Osteoarthritis (OA) causes joint pain and stiffness for 27 million Americans. Although there are many medications and treatments to ease OA symptoms, many patients with severe OA decide to have joint replacement surgery. In fact, nearly 700,000 Americans undergo hip or knee replacement each year. Another 23,000 have shoulder replacement surgery.
When Is It Time to Consider Joint Replacement Surgery?
When medications, physical therapy, and other treatments no longer offer relief -- and your ability to do everyday activities is limited -- your doctor might recommend joint replacement surgery. Doctors often tell patients to wait as long as possible before considering surgery because there are potential complications, just like with any surgery. Furthermore, artificial joints only have a life span of about a decade.
Before seeking joint replacement, consider these questions:
- Can I still live do all of the activities I enjoy, like hiking, shopping, or playing with my grandchildren?
- Do the medications I take or other treatment mechanisms provide satisfactory relief from pain?
- Can I sleep through the night without waking up because of pain?
- Can I take care of myself on my own and do basic things like get up from a chair, drive a car, or use the bathroom without much pain?

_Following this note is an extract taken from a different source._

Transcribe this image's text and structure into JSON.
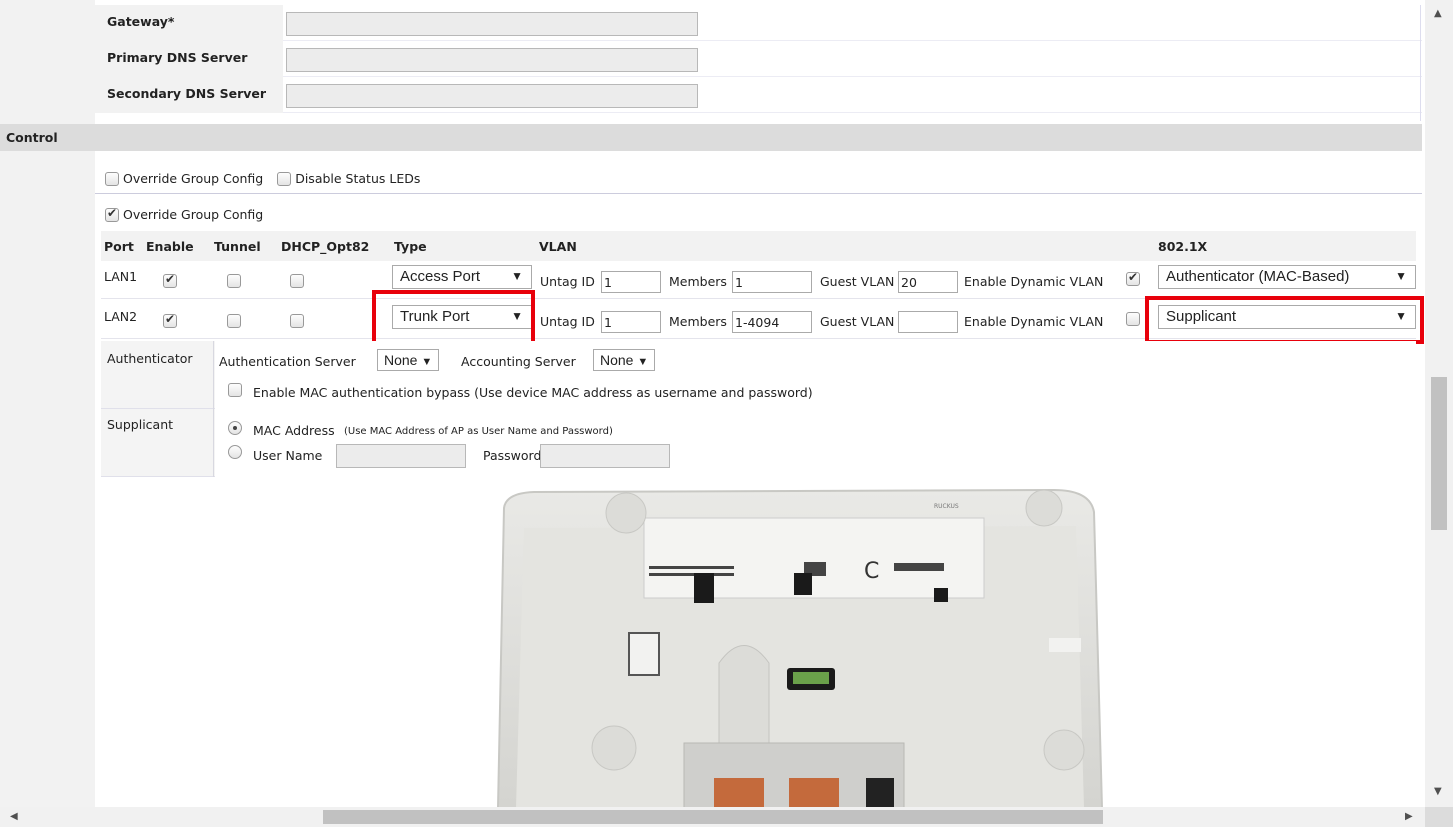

If you answered yes to these questions, then you probably don’t need a joint replacement yet. However, if you answered no to these questions, you should discuss joint replacement with your doctor. Joint replacement is a valuable option when a patient’s pain has become so severe that he or she avoids moving the joint at all. Becoming sedentary can weaken the muscles surrounding the joint, making it even more difficult to move.
Before recommending a joint replacement, your doctor will examine you and take some X-rays of the joint to see the extent of the damage.
What Is Joint Replacement?
Performed by an orthopaedic surgeon, joint replacement surgery is exactly what its name says - the replacement of a damaged joint with a new artificial joint.
Artificial joints are often made of metal, plastic, or a combination of the two. There are two types of joints - cemented and uncemented. A cemented joint replacement uses bone cement to hold the new joint to the bone and is often performed in older people who are not as active. An uncemented joint is more appropriate for younger, more active patients who have strong, healthy bones.
During the surgery, you will be placed under anesthesia. Joint replacement surgeries generally last approximately two hours; however, the surgery can take longer depending on the individual case.
What Happens After Joint Replacement Surgery?
One of the most important parts of a successful recovery is to get your new joint moving safely. Your surgeon will ask you to move your new joint shortly after your surgery. You will likely stand or even walk the day after your surgery, using a walker or cane.
Within a day after your surgery, you will begin physical therapy to increase the strength, flexibility, and mobility of the new joint. Most patients are required to stay in the hospital for three to five days post-surgery. Although your hospital stay will likely be brief, your total recovery can take two to three months to a year. In cases when the patient is elderly or has experienced complications, he or she might spend several weeks or even months in a rehabilitation facility.